By Kevin Wong and Lin Lixia

In this recent case in Singapore, the Applicants, Siemens AG, sought to invalidate the mark "Maglev", owned by a Taiwanese company, Sunonwealth Electric Machine Industry Co. Ltd ("the Respondents"), alleging, among other things, that the Respondents’ mark:

(a) Is devoid of any distinctive character

(b) Has become generic in the trade

(c) Was applied for in bad faith

By way of background, the Respondents’ mark in question was registered in Class 11 for "Ventilating fans for commercial equipment, for commercial or industrial use", with effect from 15 November 2000.

In response to the Applicants’ claims, the Respondents argued that their mark had become distinctive of them and produced as evidence, a product pamphlet which describes the MagLev Motor Fan in connection with the introduction in 1999 of its patented "Magnetic Levitation System", subsequently branded under the abbreviation "Maglev" in 2003. On another page, the pamphlet states, "Maglev = Standard magnetic flux + Maglev Flux". Other evidence that was adduced showed the product being described as "Maglev Magnetic Levitation System Motor Fan".

However, the Respondents did not plead Section 23(2), which provides that where a mark has been registered in breach of the abovementioned grounds (a) and (b), it shall not be declared invalid if, as a result of its use, it has acquired a distinctive character in relation to the goods and services for which it is registered. They also did not file written arguments or attend the hearing to argue their case.

The Applicants, on the other hand, advanced the following arguments and evidence in support of their application:

Mark has become generic in the trade

They argued that they had used magnetic levitation technology in connection with railway projects in Germany and China for high-speed trains which float off the tracks so that they may reach speeds of up to 500km/hr. The same technology has also been used in other countries since as early as 1975.

It was further submitted that "Maglev" is a common term used in papers and articles as well as dedicated websites when referring to such technology. The term "Maglev" is listed in the 1988 New Oxford Dictionary as a noun which means, "a transport system in which trains glide above a track, supported by magnetic repulsion and propelled by a linear motion", originating from the late 20th century from the words "magnetic levitation" . It was also noted that there have been international conferences on maglev technology since 1972.

Application for the mark made in bad faith

The Applicants argued that the non-disclosure of the derivation of the mark to the examining Registrar was tantamount to fraud in the registration as an omission to inform the Registrar was as culpable as a fraudulent act.

In arriving at her decision to allow the invalidation application, the Registrar made the following salient points:-

Mark is devoid of distinctive character

A mark may be deemed distinctive if it readily distinguishes one’s goods from another’s. In the instant case, while it is not expressly indicated in the Respondents’ product pamphlet that their products use magnetic levitation technology, it does state that the standard magnetic flux and Maglev flux are used in their fans.
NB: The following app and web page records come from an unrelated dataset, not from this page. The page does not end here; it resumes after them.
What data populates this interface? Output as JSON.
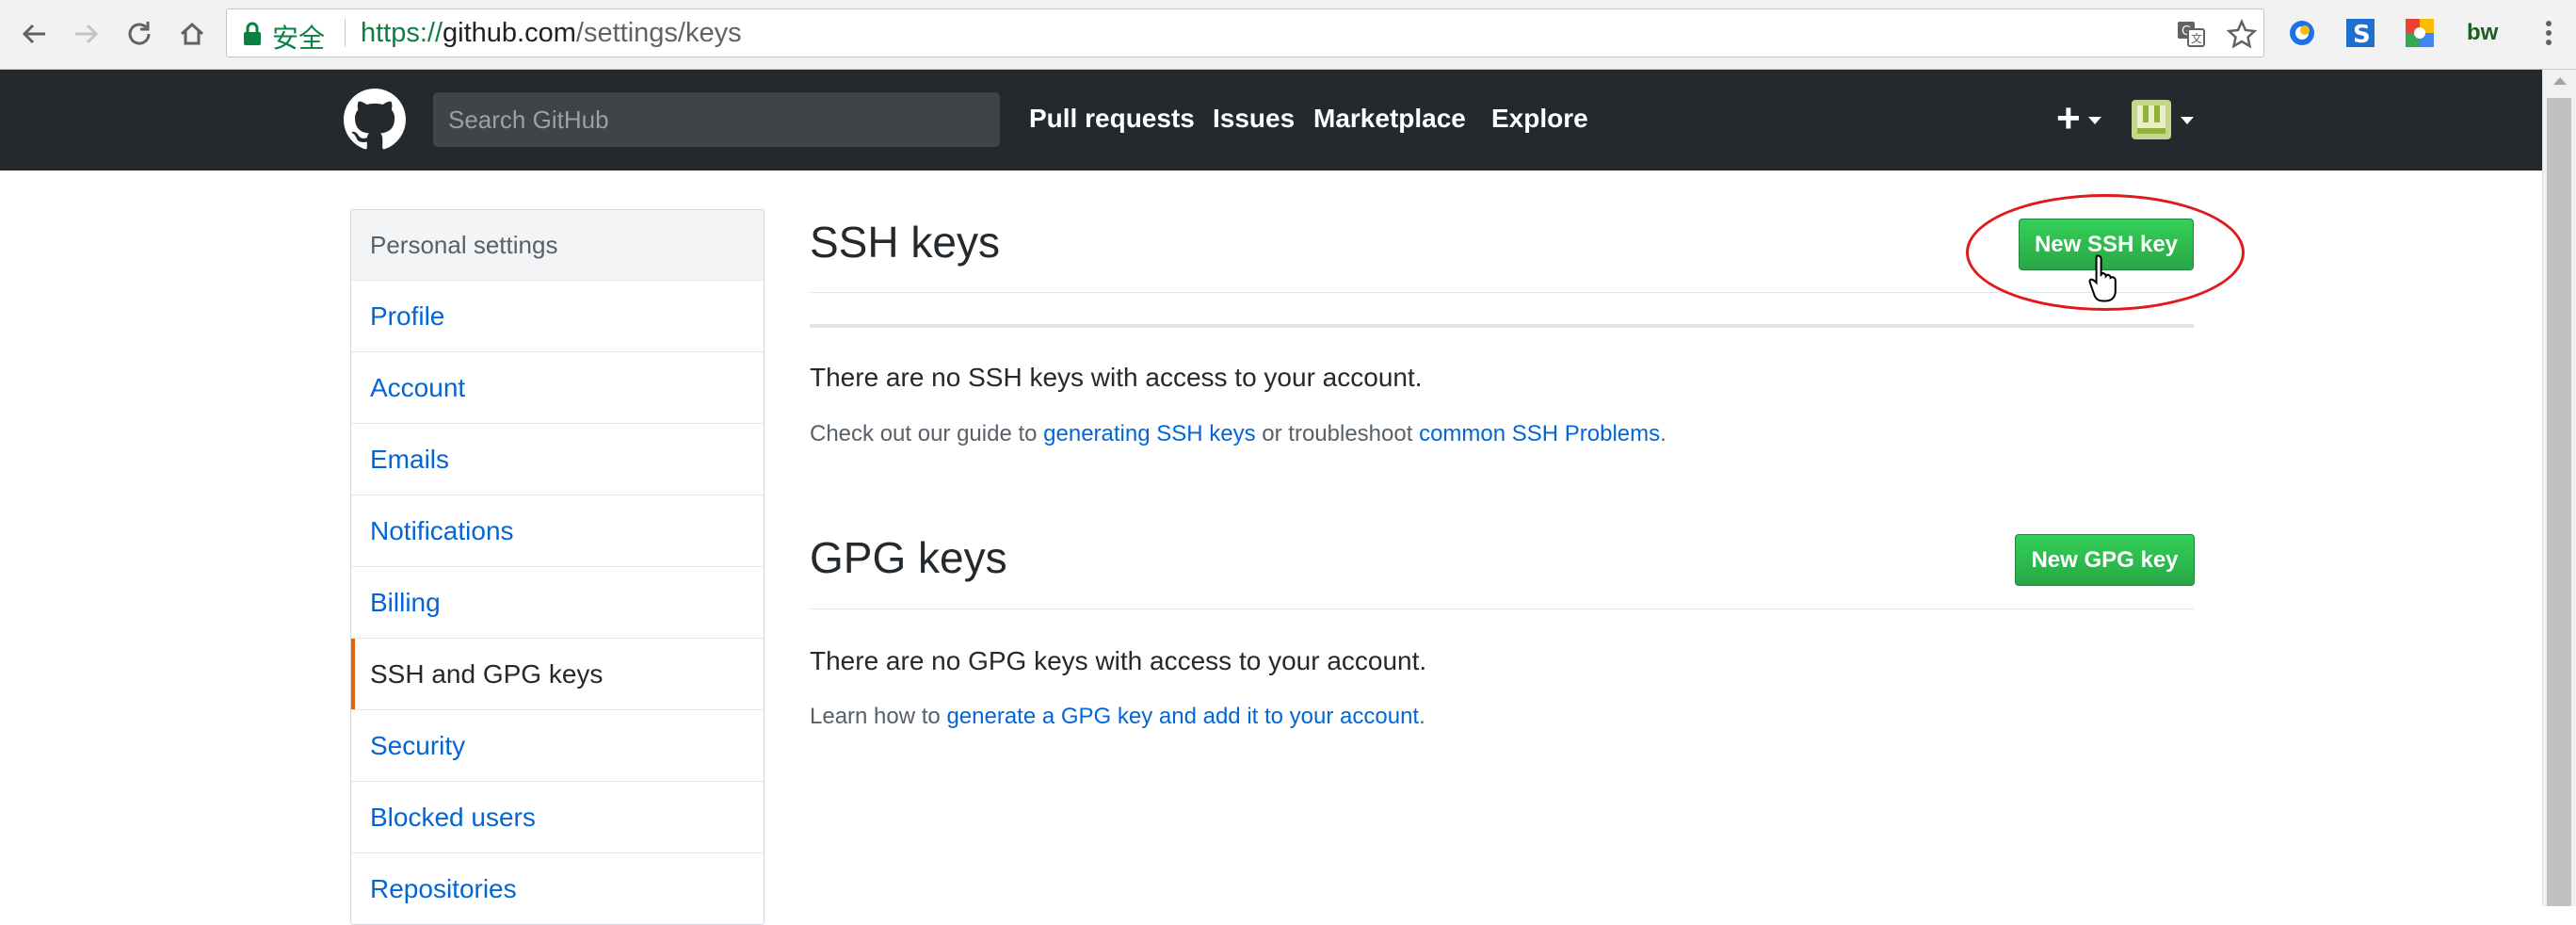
{
  "browser": {
    "secure_label": "安全",
    "url_scheme": "https://",
    "url_host": "github.com",
    "url_path": "/settings/keys",
    "nav_icons": [
      "back-icon",
      "forward-icon",
      "reload-icon",
      "home-icon"
    ],
    "omnibox_icons": [
      "translate-icon",
      "bookmark-star-icon"
    ],
    "extension_icons": [
      "extension-1-icon",
      "extension-s-icon",
      "extension-colorful-icon",
      "extension-bw-icon",
      "menu-kebab-icon"
    ],
    "extension_bw_label": "bw"
  },
  "header": {
    "search_placeholder": "Search GitHub",
    "nav": [
      "Pull requests",
      "Issues",
      "Marketplace",
      "Explore"
    ],
    "plus_label": "+"
  },
  "sidebar": {
    "heading": "Personal settings",
    "items": [
      {
        "label": "Profile"
      },
      {
        "label": "Account"
      },
      {
        "label": "Emails"
      },
      {
        "label": "Notifications"
      },
      {
        "label": "Billing"
      },
      {
        "label": "SSH and GPG keys",
        "selected": true
      },
      {
        "label": "Security"
      },
      {
        "label": "Blocked users"
      },
      {
        "label": "Repositories"
      }
    ]
  },
  "ssh": {
    "title": "SSH keys",
    "button": "New SSH key",
    "blank": "There are no SSH keys with access to your account.",
    "help_prefix": "Check out our guide to ",
    "help_link1": "generating SSH keys",
    "help_middle": " or troubleshoot ",
    "help_link2": "common SSH Problems",
    "help_suffix": "."
  },
  "gpg": {
    "title": "GPG keys",
    "button": "New GPG key",
    "blank": "There are no GPG keys with access to your account.",
    "help_prefix": "Learn how to ",
    "help_link": "generate a GPG key and add it to your account",
    "help_suffix": "."
  },
  "colors": {
    "header_bg": "#24292e",
    "link": "#0366d6",
    "button_green": "#28a745",
    "selected_accent": "#e36209",
    "annotation_red": "#e0191a"
  }
}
Therefore, the Respondents’ fans do employ the type of technology that the term "Maglev" refers to, namely, magnetic levitation. When these fans are referred to as Maglev fans, consumers will wonder if this means the technology used or whether this is a brand name. On this account, the mark is devoid of distinctive character as it is incapable of distinguishing the Respondents’ products without the Respondent's first attempting to educate the public through their product pamphlets. As such, this ground of invalidation succeeded.

Mark has become generic in the trade

Based on the evidence adduced, the word "Maglev" has become customary in the current language and in the established practices of the trade as designating the type of products which use that technology; in other words, "Maglev" has become 'generic'. This ground therefore also succeeded.

Application for the mark made in bad faith

The omission to inform the examining Registrar about the derivation of the mark does not in itself necessitate the inference that the Respondents acted in bad faith and therefore this particular claim failed.

This case highlights to trade mark owners the importance of evaluating the registrability of their brand names as trade marks prior to seeking trade mark protection, in order to avoid the risk of rejection by the trade marks office or challenges from third parties.

The content of this article does not constitute legal advice and should not be relied on in that way. Specific advice should be sought about your specific circumstances.